In 2017, households in the European Union (EU) spent over €2 000 bn (equivalent to 13.1% of EU GDP) on "housing, water, electricity, gas and other fuels". This represents 24.2% of their total consumption expenditure and is by far the EU's largest household expenditure item, ahead of transport (13.0%), food and non-alcoholic beverages (12.2%), restaurants and hotels (8.8%) as well as recreation and culture (8.5%).
Of all household expenditure main items, housing was the item that saw the most significant increase in spending over the last decade, rising from a share of 22.7% of total household expenditure in 2007 to 24.2% in 2017 (or +1.5 percentage points).
A more complete overview of household final consumption expenditure, broken down by consumption purpose, is available in this interactive infographics.
Finland, Denmark and the United Kingdom spend highest share of household expenditure on housing, Malta spends least.
In the vast majority of EU Member States, "housing, water, electricity, gas and other fuels" represents the most substantial item of household expenditure.
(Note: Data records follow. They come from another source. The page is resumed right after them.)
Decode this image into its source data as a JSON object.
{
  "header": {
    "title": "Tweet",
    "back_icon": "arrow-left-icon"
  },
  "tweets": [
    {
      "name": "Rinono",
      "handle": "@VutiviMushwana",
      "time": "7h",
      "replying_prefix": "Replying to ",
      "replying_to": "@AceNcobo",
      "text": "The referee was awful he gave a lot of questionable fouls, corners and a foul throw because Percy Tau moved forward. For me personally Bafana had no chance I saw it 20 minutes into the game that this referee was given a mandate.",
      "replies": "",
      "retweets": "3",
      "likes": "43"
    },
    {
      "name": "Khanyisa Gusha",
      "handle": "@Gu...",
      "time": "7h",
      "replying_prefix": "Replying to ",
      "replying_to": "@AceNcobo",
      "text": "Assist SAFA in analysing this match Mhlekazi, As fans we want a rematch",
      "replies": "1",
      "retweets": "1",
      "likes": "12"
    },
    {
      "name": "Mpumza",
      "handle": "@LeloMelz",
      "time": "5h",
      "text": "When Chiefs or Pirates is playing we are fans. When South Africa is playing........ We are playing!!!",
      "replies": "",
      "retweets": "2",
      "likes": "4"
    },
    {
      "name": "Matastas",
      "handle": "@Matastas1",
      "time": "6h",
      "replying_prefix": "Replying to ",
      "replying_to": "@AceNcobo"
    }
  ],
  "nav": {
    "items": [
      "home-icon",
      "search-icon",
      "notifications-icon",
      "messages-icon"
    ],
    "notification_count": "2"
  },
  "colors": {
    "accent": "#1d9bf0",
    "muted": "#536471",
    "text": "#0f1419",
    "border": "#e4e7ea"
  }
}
In 2017, the share of household expenditure devoted to housing was largest in Finland (28.8%), Denmark (28.7%) and the United Kingdom (26.7%). They were followed by France (26.2%), Sweden (26.1%) and Czechia (25.4%). At the opposite end of the scale, Malta (10.1%), Lithuania (14.8%) and Cyprus (15.4%) spent the lowest share of their household expenditure on housing.
The source dataset can be found here.
Share of expenditure on housing increased mainly in Finland
Between 2007 and 2017, the share of "housing, water, electricity, gas and other fuels" in total household expenditure grew in most Member States. In particular, the highest increase over this 10-year time period was recorded in Finland (from 24.0% of total household expenditure in 2007 to 28.8% in 2017, or a rise of 4.8 percentage points – pp), ahead of Portugal (+3.8 pp), the Netherlands (+3.7 pp), Ireland (+3.5 pp), Bulgaria (+3.4 pp) and Spain (+3.0 pp).
In contrast, the share of "housing, water, electricity, gas and other fuels" in total household expenditure dropped between 2007 and 2017 in Slovakia (from 26.3% in 2007 to 23.7% in 2017, or a decrease of 2.6 pp), followed by Estonia (-1.0 pp), Poland (-0.8 pp), Germany and Malta (both -0.7 pp), Hungary (-0.5 pp) and Sweden (-0.1 pp), while it remained stable in Latvia.